Their interview was borderline embarrassing for me as an MIT alumnus. They were careful with their words, but still spoke with a tone of haughtiness and accusation toward MIT leaders. The two stated that they had written several letters to deans and President Charles M. Vest himself, but no action was taken in the end. Basically, their statements were to the effect, if only MIT had listen to them, this tragic death could have been avoided.

In my opinion Velazquez and Plotkin sounded weak and were disgusting in trying to portray themselves as unrecognized heroes in a fight without victory. They claimed insight and action with their words, but in the end simply sounded disgruntled and unappreciated.

Disgust may be a harsh emotion, but I fear Velazquez and Plotkin were motivated by fame at the expense of this tragic life. What is the claim of these two alumni? Amidst the tragedy for the family of Scott S. Krueger '01, Fiji brothers, and the MIT community as a whole, these two have the gall to take the stage at a national level and piously trumpet away.
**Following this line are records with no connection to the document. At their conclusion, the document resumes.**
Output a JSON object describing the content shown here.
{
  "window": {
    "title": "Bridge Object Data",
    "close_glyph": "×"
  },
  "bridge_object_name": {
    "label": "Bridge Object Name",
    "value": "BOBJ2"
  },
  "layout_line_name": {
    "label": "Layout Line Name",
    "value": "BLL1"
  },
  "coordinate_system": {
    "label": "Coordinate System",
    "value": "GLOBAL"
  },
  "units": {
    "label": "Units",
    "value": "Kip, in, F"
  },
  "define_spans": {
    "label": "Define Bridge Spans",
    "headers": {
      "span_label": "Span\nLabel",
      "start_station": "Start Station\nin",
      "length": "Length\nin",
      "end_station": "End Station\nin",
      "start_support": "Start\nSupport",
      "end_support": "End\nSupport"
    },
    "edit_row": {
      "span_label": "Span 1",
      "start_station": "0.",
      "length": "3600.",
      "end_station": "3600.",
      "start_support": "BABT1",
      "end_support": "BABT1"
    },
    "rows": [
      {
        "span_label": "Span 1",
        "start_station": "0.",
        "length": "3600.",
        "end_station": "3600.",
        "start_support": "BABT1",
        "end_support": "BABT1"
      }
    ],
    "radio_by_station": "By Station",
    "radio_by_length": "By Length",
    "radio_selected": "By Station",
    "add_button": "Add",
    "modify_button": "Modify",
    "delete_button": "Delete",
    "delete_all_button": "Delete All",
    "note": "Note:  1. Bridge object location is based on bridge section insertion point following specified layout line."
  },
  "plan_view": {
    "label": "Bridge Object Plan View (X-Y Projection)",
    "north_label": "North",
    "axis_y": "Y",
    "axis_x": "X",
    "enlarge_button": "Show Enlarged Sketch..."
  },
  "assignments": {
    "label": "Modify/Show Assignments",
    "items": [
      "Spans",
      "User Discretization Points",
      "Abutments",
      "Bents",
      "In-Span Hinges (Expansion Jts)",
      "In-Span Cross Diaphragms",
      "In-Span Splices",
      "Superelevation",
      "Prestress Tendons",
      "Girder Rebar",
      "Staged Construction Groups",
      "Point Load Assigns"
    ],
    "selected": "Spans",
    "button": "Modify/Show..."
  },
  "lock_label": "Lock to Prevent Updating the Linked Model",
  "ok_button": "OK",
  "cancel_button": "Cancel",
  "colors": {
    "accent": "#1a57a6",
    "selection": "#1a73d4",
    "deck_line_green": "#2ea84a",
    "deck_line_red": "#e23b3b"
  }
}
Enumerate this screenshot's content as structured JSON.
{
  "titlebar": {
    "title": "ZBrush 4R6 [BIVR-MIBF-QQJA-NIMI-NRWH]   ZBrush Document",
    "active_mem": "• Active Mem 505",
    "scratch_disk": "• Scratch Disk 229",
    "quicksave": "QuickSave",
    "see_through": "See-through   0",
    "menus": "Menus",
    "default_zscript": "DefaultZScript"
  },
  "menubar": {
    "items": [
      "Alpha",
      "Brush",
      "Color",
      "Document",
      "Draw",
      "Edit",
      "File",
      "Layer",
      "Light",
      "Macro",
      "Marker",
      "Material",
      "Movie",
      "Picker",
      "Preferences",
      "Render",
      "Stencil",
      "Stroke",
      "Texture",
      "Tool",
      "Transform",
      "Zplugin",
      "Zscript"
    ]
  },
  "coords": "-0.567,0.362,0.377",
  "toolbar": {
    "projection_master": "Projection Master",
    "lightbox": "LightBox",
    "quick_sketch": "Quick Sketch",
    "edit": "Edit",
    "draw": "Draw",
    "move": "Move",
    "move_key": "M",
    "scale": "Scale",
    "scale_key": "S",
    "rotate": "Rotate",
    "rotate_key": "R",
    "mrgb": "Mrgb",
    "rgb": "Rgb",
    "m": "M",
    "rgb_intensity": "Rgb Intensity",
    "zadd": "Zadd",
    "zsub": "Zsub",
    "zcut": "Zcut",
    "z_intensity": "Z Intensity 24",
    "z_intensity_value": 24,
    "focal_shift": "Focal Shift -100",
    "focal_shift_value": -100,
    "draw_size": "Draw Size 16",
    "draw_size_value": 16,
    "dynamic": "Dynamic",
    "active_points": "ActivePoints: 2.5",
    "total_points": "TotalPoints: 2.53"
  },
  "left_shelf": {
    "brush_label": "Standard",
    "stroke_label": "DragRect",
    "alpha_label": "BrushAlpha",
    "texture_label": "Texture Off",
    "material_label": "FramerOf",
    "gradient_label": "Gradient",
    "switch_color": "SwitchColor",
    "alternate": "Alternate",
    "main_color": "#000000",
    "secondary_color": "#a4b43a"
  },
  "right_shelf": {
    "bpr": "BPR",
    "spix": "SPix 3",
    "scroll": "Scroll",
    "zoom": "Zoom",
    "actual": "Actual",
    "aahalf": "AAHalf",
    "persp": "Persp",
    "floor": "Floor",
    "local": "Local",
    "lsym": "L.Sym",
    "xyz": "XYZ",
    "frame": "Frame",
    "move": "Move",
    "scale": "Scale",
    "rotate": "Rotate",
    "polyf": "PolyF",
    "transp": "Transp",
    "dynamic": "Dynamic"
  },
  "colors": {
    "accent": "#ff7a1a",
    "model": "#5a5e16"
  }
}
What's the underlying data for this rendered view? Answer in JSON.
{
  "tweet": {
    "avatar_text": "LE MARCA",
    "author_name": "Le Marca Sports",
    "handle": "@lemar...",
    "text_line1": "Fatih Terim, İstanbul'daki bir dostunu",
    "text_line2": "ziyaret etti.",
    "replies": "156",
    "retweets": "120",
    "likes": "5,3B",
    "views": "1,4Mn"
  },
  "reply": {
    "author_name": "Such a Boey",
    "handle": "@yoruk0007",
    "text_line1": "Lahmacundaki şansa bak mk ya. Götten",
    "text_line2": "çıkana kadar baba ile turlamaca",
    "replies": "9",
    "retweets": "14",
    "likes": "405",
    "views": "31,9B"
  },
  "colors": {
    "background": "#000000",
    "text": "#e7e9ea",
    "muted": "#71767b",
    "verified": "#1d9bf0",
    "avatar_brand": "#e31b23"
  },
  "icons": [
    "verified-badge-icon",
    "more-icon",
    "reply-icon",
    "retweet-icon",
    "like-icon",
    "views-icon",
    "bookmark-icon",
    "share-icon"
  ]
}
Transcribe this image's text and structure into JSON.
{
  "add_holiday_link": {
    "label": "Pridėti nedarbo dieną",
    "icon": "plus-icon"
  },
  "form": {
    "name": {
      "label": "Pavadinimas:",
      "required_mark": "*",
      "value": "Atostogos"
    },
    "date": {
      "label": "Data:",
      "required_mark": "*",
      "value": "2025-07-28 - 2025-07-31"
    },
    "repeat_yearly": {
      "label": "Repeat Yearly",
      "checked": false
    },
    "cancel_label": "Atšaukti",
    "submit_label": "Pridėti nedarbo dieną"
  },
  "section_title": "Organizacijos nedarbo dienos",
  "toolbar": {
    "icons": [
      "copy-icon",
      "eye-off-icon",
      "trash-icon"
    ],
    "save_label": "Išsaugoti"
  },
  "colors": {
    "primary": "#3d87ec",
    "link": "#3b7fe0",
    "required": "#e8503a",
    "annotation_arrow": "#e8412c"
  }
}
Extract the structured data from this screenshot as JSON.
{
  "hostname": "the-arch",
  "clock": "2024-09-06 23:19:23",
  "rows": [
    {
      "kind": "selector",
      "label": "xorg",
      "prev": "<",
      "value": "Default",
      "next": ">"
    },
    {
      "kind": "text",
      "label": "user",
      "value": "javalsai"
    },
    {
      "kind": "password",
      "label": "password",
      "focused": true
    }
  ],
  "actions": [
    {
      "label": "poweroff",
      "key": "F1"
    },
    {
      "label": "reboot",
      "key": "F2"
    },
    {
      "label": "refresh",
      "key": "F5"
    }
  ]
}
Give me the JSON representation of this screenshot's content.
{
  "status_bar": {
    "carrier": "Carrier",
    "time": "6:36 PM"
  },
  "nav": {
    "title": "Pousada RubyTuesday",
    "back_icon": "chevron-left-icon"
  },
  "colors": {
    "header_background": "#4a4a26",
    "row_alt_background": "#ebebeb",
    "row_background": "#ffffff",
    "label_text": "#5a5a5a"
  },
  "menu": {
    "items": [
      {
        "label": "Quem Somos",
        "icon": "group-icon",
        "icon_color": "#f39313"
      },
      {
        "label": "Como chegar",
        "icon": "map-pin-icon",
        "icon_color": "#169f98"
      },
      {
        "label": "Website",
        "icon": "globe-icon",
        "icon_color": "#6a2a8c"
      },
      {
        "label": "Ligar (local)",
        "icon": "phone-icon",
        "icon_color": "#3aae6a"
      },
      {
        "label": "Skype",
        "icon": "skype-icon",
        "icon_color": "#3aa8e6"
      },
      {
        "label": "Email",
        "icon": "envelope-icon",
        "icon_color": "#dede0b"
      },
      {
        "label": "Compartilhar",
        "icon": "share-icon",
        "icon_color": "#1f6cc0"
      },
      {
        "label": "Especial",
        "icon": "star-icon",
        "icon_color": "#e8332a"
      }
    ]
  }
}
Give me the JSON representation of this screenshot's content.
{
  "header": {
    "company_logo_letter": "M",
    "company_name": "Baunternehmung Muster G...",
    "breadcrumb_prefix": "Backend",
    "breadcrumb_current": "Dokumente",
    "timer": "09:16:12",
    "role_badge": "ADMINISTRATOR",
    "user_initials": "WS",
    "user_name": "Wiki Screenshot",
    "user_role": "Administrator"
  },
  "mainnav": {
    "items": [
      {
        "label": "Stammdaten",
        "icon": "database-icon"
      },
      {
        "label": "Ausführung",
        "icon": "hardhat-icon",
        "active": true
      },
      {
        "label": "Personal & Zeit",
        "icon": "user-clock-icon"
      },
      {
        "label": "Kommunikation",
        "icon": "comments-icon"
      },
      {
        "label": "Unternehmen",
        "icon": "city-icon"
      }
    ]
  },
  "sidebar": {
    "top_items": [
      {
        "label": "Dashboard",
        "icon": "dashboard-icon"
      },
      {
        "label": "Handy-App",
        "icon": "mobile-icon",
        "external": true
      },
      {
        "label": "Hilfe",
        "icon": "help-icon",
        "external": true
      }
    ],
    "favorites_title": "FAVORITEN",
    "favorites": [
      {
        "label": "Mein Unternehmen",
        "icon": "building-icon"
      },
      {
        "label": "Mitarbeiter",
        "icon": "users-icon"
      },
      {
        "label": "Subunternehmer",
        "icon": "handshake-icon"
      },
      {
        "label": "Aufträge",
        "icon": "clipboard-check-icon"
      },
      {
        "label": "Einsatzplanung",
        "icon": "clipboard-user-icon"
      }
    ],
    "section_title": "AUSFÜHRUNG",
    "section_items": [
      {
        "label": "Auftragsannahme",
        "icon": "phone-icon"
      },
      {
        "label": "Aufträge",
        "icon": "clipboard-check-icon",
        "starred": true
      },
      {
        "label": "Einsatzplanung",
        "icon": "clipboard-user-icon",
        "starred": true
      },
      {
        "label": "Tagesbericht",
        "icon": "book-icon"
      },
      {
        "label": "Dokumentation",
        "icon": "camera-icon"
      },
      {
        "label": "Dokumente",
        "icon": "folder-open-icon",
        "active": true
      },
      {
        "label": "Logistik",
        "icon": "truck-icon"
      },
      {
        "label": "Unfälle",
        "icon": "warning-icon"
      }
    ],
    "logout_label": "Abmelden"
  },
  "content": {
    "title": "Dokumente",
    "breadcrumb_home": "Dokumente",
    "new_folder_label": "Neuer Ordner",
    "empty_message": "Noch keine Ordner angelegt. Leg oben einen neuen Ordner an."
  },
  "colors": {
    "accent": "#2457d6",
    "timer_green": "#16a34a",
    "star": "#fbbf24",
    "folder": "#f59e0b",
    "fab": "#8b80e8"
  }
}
Who are these two alumni? I hope that someone could research their background, interview their troubled souls, and expose them for what they seem to me to be: a pair of hungry, self-doubting souls searching for retribution and thirty seconds of fame. They have opened themselves to the world, but may the world return them to their meager shells.

Eddie Cho '93